= Work required =
Return the data verbatim, without pictures.

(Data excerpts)

###

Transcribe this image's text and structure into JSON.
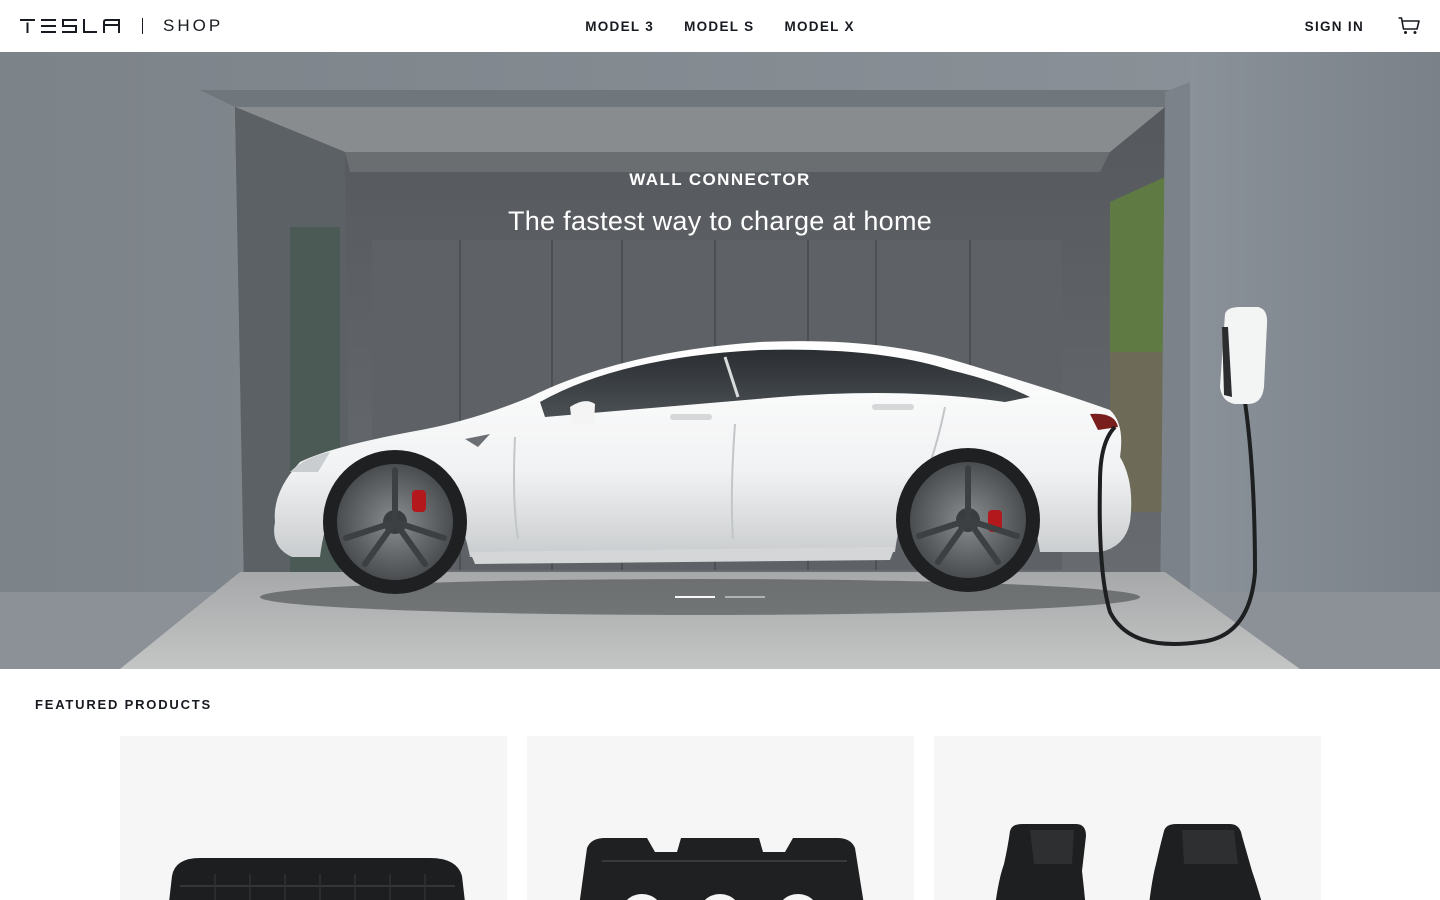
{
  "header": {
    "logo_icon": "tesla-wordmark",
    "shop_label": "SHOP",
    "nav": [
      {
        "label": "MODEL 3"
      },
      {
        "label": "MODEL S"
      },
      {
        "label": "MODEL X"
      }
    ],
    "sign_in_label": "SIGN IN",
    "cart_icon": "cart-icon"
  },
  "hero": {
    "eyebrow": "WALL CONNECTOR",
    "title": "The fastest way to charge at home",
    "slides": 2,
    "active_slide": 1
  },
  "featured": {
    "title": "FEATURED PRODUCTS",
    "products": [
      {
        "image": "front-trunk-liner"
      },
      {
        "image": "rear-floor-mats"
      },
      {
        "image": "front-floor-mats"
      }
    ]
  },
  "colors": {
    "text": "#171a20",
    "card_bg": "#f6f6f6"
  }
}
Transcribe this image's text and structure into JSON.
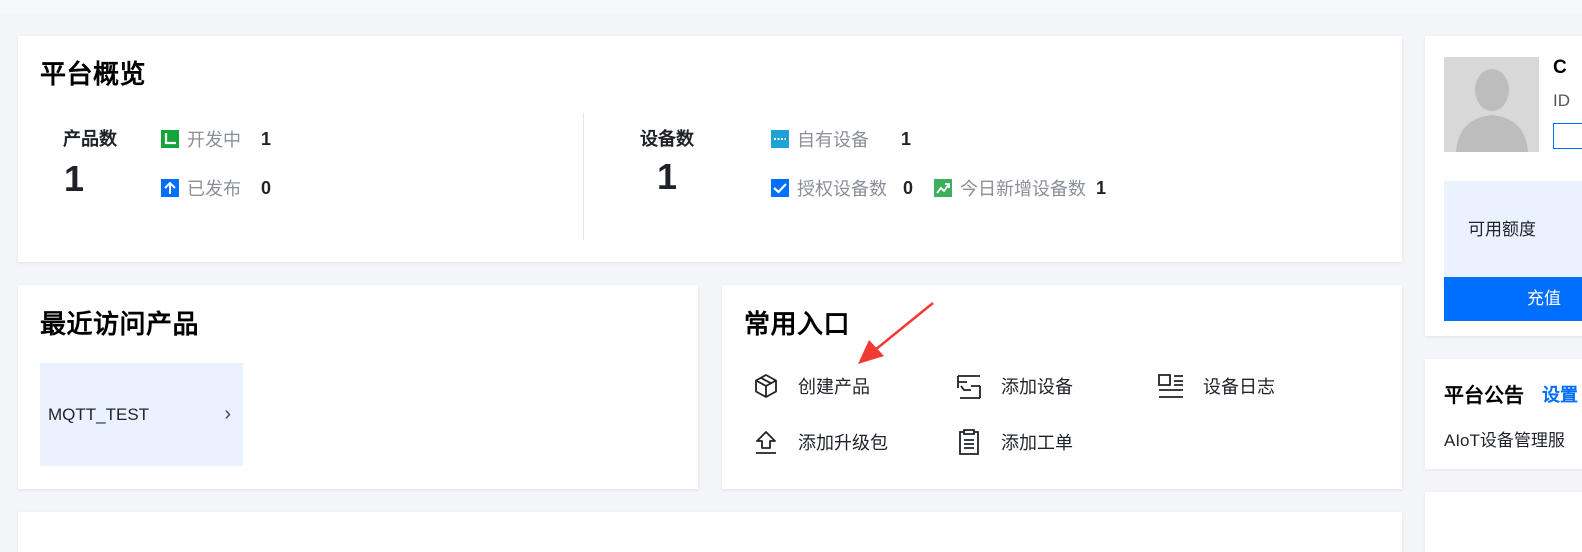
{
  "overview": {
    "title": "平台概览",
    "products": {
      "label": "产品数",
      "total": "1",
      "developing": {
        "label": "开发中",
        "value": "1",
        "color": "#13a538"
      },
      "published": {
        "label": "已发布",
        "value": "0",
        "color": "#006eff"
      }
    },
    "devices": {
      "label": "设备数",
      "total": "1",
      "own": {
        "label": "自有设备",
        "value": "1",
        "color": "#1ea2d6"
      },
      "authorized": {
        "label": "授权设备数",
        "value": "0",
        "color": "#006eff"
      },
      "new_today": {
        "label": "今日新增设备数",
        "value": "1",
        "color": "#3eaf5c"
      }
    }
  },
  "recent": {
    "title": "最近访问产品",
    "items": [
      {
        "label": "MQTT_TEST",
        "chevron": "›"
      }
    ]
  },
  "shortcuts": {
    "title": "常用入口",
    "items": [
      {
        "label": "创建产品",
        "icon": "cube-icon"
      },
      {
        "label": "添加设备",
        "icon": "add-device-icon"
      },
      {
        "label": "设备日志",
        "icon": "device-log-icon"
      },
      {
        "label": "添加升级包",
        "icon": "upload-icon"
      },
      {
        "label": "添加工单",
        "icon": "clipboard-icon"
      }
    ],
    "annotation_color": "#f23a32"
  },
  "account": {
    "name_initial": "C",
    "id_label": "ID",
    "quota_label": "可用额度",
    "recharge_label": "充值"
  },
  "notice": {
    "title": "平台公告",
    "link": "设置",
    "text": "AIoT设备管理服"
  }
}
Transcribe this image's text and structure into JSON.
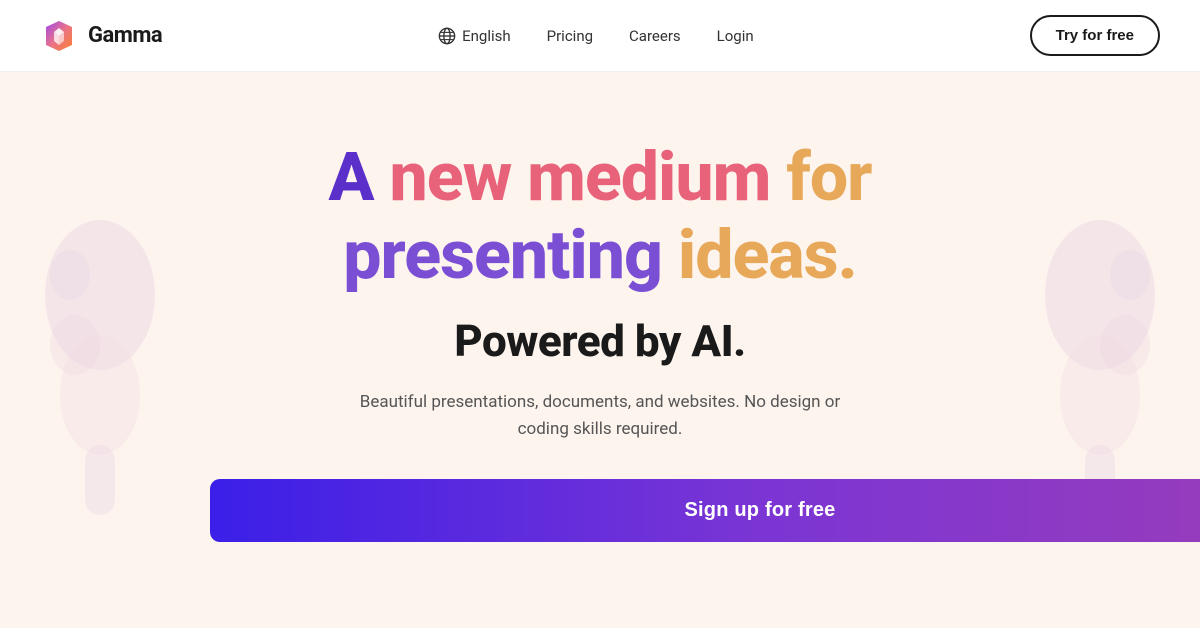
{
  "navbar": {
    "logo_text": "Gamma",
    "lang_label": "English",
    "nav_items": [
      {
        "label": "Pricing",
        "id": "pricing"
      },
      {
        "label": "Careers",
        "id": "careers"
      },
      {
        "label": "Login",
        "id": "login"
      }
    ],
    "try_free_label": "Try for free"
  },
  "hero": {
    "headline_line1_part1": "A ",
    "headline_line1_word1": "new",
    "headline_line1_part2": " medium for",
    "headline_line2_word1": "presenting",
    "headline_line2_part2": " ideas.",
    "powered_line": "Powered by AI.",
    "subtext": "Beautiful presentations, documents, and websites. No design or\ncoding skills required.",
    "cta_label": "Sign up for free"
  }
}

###

= Exercise output =
Transcribe this image's text and structure into JSON.
{
  "header": {
    "logo_icon": "tesla-wordmark",
    "shop_label": "SHOP",
    "nav": [
      {
        "label": "MODEL 3"
      },
      {
        "label": "MODEL S"
      },
      {
        "label": "MODEL X"
      }
    ],
    "sign_in_label": "SIGN IN",
    "cart_icon": "cart-icon"
  },
  "hero": {
    "eyebrow": "WALL CONNECTOR",
    "title": "The fastest way to charge at home",
    "slides": 2,
    "active_slide": 1
  },
  "featured": {
    "title": "FEATURED PRODUCTS",
    "products": [
      {
        "image": "front-trunk-liner"
      },
      {
        "image": "rear-floor-mats"
      },
      {
        "image": "front-floor-mats"
      }
    ]
  },
  "colors": {
    "text": "#171a20",
    "card_bg": "#f6f6f6"
  }
}
Transcribe this image's text and structure into JSON.
{
  "overview": {
    "title": "平台概览",
    "products": {
      "label": "产品数",
      "total": "1",
      "developing": {
        "label": "开发中",
        "value": "1",
        "color": "#13a538"
      },
      "published": {
        "label": "已发布",
        "value": "0",
        "color": "#006eff"
      }
    },
    "devices": {
      "label": "设备数",
      "total": "1",
      "own": {
        "label": "自有设备",
        "value": "1",
        "color": "#1ea2d6"
      },
      "authorized": {
        "label": "授权设备数",
        "value": "0",
        "color": "#006eff"
      },
      "new_today": {
        "label": "今日新增设备数",
        "value": "1",
        "color": "#3eaf5c"
      }
    }
  },
  "recent": {
    "title": "最近访问产品",
    "items": [
      {
        "label": "MQTT_TEST",
        "chevron": "›"
      }
    ]
  },
  "shortcuts": {
    "title": "常用入口",
    "items": [
      {
        "label": "创建产品",
        "icon": "cube-icon"
      },
      {
        "label": "添加设备",
        "icon": "add-device-icon"
      },
      {
        "label": "设备日志",
        "icon": "device-log-icon"
      },
      {
        "label": "添加升级包",
        "icon": "upload-icon"
      },
      {
        "label": "添加工单",
        "icon": "clipboard-icon"
      }
    ],
    "annotation_color": "#f23a32"
  },
  "account": {
    "name_initial": "C",
    "id_label": "ID",
    "quota_label": "可用额度",
    "recharge_label": "充值"
  },
  "notice": {
    "title": "平台公告",
    "link": "设置",
    "text": "AIoT设备管理服"
  }
}
Transcribe this image's text and structure into JSON.
{
  "navbar": {
    "logo_text": "Gamma",
    "lang_label": "English",
    "nav_items": [
      {
        "label": "Pricing",
        "id": "pricing"
      },
      {
        "label": "Careers",
        "id": "careers"
      },
      {
        "label": "Login",
        "id": "login"
      }
    ],
    "try_free_label": "Try for free"
  },
  "hero": {
    "headline_line1_part1": "A ",
    "headline_line1_word1": "new",
    "headline_line1_part2": " medium for",
    "headline_line2_word1": "presenting",
    "headline_line2_part2": " ideas.",
    "powered_line": "Powered by AI.",
    "subtext": "Beautiful presentations, documents, and websites. No design or\ncoding skills required.",
    "cta_label": "Sign up for free"
  }
}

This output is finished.